### Problem requirements
Your response must consist of the listing below, repeated exactly.

---- Provided records

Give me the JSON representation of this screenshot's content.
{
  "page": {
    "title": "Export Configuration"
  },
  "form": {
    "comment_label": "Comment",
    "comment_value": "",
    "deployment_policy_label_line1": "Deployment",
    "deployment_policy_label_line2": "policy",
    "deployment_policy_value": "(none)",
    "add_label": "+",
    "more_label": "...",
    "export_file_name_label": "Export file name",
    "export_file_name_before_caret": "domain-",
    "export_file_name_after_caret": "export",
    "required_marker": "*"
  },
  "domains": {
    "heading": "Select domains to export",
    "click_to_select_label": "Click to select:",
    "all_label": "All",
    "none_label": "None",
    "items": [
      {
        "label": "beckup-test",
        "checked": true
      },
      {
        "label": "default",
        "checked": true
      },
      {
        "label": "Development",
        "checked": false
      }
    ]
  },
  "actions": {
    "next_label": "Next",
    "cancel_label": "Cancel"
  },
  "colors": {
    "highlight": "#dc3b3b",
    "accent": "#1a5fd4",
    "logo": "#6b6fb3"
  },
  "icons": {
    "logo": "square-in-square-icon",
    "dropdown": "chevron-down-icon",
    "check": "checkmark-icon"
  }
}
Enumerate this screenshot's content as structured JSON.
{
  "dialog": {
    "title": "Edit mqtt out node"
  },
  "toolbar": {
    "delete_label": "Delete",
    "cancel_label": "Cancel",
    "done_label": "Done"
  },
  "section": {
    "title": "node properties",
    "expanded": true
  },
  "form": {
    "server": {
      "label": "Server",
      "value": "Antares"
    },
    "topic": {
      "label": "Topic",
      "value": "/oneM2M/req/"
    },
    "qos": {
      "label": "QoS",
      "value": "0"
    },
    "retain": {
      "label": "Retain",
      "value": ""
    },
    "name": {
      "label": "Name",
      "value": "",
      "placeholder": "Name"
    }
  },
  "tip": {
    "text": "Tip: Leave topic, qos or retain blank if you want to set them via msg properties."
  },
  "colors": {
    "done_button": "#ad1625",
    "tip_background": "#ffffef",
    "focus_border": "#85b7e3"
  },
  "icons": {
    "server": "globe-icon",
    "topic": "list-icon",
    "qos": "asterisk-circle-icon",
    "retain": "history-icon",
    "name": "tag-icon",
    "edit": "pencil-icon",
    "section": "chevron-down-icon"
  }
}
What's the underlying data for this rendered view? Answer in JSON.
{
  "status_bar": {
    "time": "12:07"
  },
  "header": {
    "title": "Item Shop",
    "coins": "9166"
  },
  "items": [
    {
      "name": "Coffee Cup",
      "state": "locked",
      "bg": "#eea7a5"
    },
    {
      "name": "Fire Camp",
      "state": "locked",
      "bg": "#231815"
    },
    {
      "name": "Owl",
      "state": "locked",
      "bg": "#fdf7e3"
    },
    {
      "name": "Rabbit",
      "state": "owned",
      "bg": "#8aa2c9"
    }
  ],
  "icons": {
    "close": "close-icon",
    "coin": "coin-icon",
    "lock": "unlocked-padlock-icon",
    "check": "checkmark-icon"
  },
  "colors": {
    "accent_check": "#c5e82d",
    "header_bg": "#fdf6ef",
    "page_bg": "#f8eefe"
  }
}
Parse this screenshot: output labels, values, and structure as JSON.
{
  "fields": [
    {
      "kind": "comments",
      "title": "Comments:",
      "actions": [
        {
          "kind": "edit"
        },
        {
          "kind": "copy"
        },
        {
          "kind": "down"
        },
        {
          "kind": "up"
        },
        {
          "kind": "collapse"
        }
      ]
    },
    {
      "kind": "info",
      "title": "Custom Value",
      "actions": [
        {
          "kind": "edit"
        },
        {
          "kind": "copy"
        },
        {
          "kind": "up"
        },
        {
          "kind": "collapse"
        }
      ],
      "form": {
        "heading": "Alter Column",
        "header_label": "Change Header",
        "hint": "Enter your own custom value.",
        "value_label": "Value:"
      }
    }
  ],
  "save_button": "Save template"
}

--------

### Response box
Give me the JSON representation of this screenshot's content.
{
  "page": {
    "title": "Export Configuration"
  },
  "form": {
    "comment_label": "Comment",
    "comment_value": "",
    "deployment_policy_label_line1": "Deployment",
    "deployment_policy_label_line2": "policy",
    "deployment_policy_value": "(none)",
    "add_label": "+",
    "more_label": "...",
    "export_file_name_label": "Export file name",
    "export_file_name_before_caret": "domain-",
    "export_file_name_after_caret": "export",
    "required_marker": "*"
  },
  "domains": {
    "heading": "Select domains to export",
    "click_to_select_label": "Click to select:",
    "all_label": "All",
    "none_label": "None",
    "items": [
      {
        "label": "beckup-test",
        "checked": true
      },
      {
        "label": "default",
        "checked": true
      },
      {
        "label": "Development",
        "checked": false
      }
    ]
  },
  "actions": {
    "next_label": "Next",
    "cancel_label": "Cancel"
  },
  "colors": {
    "highlight": "#dc3b3b",
    "accent": "#1a5fd4",
    "logo": "#6b6fb3"
  },
  "icons": {
    "logo": "square-in-square-icon",
    "dropdown": "chevron-down-icon",
    "check": "checkmark-icon"
  }
}
Enumerate this screenshot's content as structured JSON.
{
  "dialog": {
    "title": "Edit mqtt out node"
  },
  "toolbar": {
    "delete_label": "Delete",
    "cancel_label": "Cancel",
    "done_label": "Done"
  },
  "section": {
    "title": "node properties",
    "expanded": true
  },
  "form": {
    "server": {
      "label": "Server",
      "value": "Antares"
    },
    "topic": {
      "label": "Topic",
      "value": "/oneM2M/req/"
    },
    "qos": {
      "label": "QoS",
      "value": "0"
    },
    "retain": {
      "label": "Retain",
      "value": ""
    },
    "name": {
      "label": "Name",
      "value": "",
      "placeholder": "Name"
    }
  },
  "tip": {
    "text": "Tip: Leave topic, qos or retain blank if you want to set them via msg properties."
  },
  "colors": {
    "done_button": "#ad1625",
    "tip_background": "#ffffef",
    "focus_border": "#85b7e3"
  },
  "icons": {
    "server": "globe-icon",
    "topic": "list-icon",
    "qos": "asterisk-circle-icon",
    "retain": "history-icon",
    "name": "tag-icon",
    "edit": "pencil-icon",
    "section": "chevron-down-icon"
  }
}
What's the underlying data for this rendered view? Answer in JSON.
{
  "status_bar": {
    "time": "12:07"
  },
  "header": {
    "title": "Item Shop",
    "coins": "9166"
  },
  "items": [
    {
      "name": "Coffee Cup",
      "state": "locked",
      "bg": "#eea7a5"
    },
    {
      "name": "Fire Camp",
      "state": "locked",
      "bg": "#231815"
    },
    {
      "name": "Owl",
      "state": "locked",
      "bg": "#fdf7e3"
    },
    {
      "name": "Rabbit",
      "state": "owned",
      "bg": "#8aa2c9"
    }
  ],
  "icons": {
    "close": "close-icon",
    "coin": "coin-icon",
    "lock": "unlocked-padlock-icon",
    "check": "checkmark-icon"
  },
  "colors": {
    "accent_check": "#c5e82d",
    "header_bg": "#fdf6ef",
    "page_bg": "#f8eefe"
  }
}
Parse this screenshot: output labels, values, and structure as JSON.
{
  "fields": [
    {
      "kind": "comments",
      "title": "Comments:",
      "actions": [
        {
          "kind": "edit"
        },
        {
          "kind": "copy"
        },
        {
          "kind": "down"
        },
        {
          "kind": "up"
        },
        {
          "kind": "collapse"
        }
      ]
    },
    {
      "kind": "info",
      "title": "Custom Value",
      "actions": [
        {
          "kind": "edit"
        },
        {
          "kind": "copy"
        },
        {
          "kind": "up"
        },
        {
          "kind": "collapse"
        }
      ],
      "form": {
        "heading": "Alter Column",
        "header_label": "Change Header",
        "hint": "Enter your own custom value.",
        "value_label": "Value:"
      }
    }
  ],
  "save_button": "Save template"
}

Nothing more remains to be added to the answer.